Machine Translation or Human Creativity?
Breakthrough research on the accuracy and clarity of machine translation (MT) on literary texts as compared with human translators was recently published. The results indicate that human translation is by far the most effective translation method, with the MT text producing overly literal results that negatively impact the text.
In academic writing, the medium is a big part of the message. Therefore, we only recommend MT for understanding the general gist of research published in another language. MT often delivers poor results, stilted phrasing, and even embarrassing mistakes in academic texts and should be avoided if your goal is the publication of your own research.

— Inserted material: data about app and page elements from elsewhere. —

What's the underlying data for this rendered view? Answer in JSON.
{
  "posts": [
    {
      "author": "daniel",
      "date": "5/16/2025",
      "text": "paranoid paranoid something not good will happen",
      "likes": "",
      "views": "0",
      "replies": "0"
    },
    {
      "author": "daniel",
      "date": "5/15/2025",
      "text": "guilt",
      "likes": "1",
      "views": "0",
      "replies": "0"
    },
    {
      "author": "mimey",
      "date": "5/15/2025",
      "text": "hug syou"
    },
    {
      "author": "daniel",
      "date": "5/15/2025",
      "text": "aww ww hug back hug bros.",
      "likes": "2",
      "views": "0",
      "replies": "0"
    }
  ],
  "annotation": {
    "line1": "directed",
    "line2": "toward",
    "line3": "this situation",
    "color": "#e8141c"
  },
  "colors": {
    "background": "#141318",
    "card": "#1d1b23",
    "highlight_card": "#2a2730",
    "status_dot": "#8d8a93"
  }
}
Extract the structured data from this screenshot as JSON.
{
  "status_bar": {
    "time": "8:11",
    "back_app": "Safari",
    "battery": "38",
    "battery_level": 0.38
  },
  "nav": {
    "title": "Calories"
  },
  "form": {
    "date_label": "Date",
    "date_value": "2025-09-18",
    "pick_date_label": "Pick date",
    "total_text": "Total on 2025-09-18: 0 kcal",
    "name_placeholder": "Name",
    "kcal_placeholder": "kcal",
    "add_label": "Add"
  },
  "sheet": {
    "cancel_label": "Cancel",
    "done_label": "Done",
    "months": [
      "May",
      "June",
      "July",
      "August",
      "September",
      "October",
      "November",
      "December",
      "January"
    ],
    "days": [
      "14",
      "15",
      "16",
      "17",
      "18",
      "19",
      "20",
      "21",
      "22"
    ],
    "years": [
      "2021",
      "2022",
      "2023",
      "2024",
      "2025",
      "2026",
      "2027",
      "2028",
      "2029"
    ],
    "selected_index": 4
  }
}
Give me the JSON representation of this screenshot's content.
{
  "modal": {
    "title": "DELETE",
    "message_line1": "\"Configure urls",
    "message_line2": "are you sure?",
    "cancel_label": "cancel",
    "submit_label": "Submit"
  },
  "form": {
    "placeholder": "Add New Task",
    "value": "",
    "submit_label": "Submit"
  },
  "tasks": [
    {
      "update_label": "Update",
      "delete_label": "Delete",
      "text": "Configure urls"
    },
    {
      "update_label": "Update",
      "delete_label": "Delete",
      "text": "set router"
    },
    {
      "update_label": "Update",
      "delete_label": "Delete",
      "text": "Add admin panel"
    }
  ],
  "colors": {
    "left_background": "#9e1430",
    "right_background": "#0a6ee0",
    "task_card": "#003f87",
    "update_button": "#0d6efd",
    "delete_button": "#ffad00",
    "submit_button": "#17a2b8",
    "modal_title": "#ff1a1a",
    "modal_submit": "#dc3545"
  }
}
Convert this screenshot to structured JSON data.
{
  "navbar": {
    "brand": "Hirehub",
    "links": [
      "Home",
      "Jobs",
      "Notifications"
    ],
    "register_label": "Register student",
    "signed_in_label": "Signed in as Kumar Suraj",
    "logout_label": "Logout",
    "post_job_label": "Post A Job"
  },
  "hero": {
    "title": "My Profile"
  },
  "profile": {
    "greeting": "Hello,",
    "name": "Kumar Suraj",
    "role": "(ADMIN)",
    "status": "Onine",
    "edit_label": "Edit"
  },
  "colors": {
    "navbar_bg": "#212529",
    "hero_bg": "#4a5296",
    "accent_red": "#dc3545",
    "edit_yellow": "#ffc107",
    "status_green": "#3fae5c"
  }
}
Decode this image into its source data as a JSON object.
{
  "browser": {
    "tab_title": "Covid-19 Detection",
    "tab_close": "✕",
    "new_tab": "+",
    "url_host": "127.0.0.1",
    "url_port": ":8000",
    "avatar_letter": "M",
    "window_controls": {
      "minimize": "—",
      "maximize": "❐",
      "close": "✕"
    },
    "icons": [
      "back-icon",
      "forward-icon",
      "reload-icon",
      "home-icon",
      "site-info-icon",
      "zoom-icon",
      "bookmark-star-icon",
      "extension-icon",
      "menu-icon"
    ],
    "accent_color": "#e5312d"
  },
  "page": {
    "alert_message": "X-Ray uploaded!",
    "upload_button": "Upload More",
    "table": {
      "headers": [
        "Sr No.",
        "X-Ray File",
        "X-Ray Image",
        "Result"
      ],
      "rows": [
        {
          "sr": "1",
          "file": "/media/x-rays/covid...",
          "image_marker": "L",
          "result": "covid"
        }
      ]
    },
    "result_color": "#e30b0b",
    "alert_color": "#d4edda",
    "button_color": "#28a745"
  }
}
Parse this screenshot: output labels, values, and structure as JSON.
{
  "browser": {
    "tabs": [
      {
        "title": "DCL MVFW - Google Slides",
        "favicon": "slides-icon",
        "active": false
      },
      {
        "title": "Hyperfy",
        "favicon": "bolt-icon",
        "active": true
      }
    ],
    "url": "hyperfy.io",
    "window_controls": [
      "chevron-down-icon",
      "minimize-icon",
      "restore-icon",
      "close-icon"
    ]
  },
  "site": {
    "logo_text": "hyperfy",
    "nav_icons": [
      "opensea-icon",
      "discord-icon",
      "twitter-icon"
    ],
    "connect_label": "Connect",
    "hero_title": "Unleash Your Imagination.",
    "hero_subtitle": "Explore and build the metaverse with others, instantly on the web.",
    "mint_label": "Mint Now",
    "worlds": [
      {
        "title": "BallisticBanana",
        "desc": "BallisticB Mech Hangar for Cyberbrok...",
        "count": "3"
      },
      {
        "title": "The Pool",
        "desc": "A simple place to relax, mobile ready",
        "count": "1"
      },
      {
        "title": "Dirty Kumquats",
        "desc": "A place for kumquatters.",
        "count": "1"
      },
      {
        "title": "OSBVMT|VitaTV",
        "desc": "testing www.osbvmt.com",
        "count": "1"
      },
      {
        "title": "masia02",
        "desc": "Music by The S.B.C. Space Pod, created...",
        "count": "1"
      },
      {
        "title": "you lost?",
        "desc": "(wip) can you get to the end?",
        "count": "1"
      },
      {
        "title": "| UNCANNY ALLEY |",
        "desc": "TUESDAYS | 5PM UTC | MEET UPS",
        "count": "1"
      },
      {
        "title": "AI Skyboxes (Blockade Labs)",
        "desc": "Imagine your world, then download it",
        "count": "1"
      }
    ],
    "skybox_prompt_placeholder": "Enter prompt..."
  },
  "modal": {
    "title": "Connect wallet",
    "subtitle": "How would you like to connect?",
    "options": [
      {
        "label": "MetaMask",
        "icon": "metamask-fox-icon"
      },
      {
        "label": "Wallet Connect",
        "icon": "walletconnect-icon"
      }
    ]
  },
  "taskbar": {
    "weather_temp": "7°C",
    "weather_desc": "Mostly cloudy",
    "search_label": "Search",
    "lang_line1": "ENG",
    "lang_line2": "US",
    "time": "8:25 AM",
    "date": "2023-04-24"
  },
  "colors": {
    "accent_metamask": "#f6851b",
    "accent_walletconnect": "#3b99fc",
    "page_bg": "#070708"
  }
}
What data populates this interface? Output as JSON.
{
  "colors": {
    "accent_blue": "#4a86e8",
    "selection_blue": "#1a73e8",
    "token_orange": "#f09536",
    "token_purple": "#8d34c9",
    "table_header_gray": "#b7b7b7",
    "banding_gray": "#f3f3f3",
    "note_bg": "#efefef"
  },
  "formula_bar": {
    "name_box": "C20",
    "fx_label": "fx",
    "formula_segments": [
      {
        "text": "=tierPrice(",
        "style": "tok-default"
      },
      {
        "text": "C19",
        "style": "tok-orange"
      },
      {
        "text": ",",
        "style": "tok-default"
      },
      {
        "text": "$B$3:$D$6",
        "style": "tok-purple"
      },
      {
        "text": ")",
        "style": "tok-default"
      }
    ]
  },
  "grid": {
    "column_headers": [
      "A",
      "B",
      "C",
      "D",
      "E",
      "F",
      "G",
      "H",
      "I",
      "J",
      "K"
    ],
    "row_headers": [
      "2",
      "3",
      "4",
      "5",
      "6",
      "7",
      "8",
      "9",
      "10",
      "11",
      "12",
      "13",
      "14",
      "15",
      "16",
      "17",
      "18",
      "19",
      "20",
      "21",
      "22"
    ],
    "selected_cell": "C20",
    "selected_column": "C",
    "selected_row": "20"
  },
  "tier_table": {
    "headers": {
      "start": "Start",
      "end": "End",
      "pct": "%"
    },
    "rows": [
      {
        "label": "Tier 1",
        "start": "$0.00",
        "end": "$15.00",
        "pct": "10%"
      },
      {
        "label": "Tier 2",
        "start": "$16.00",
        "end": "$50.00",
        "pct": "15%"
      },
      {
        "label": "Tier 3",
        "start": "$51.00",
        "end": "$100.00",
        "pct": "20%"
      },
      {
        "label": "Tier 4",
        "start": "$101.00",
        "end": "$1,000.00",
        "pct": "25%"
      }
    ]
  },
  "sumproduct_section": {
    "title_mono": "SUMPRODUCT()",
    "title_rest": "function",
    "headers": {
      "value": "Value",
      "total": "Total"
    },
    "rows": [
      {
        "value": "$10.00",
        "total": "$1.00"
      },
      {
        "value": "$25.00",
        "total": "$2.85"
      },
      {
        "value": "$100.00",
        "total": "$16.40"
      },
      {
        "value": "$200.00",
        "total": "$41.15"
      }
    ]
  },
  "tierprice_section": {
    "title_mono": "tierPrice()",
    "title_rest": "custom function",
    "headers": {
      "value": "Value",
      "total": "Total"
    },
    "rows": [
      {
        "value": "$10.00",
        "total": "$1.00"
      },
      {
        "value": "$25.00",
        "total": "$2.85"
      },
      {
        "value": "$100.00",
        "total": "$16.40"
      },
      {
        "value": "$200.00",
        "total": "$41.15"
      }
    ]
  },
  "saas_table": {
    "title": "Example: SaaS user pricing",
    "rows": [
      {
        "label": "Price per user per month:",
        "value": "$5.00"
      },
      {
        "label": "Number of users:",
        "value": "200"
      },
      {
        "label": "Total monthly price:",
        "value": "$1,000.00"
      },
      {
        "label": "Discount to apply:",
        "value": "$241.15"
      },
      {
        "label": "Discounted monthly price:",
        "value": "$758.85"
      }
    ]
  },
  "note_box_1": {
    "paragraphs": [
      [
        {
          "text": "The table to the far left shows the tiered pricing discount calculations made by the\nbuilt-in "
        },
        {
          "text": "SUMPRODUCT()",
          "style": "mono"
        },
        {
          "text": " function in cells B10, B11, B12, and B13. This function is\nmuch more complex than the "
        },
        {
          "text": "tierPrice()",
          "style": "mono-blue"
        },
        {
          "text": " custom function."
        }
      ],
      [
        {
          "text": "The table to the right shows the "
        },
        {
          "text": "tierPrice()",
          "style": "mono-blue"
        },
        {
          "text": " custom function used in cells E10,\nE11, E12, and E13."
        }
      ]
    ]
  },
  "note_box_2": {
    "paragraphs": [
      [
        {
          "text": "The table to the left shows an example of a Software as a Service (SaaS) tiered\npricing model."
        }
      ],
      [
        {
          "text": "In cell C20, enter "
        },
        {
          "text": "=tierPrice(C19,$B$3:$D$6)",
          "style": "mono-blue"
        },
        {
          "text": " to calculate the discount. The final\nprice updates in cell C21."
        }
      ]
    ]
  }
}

Read the full article here.
Putting Grammarly to the Test
The popular Grammarly add-on makes editing feel quick and painless. But when it comes to editing academic manuscripts with the goal of publication, think twice before accepting Grammarly’s suggestions.
We tested out Grammarly in an academic context and identified a surprising number of red flags. We invite you to read our blog titled “Putting Grammarly to the Test” to learn more about the risks of using editing software and the benefits of human editing, specifically in the context of academic writing. Read about Grammarly versus human editing.
Celebrating Our Authors' Success
We are thrilled to congratulate Professor Yuval Feldman, of Bar Ilan University in Israel, on his award of a prestigious European Research Council Advanced Grant in the amount of €2.5M! We are proud to have played an important role in editing his grant proposal ahead of submission. We wish Yuval the best of luck in his research and look forward to working on more research together.Receive an individualized quote!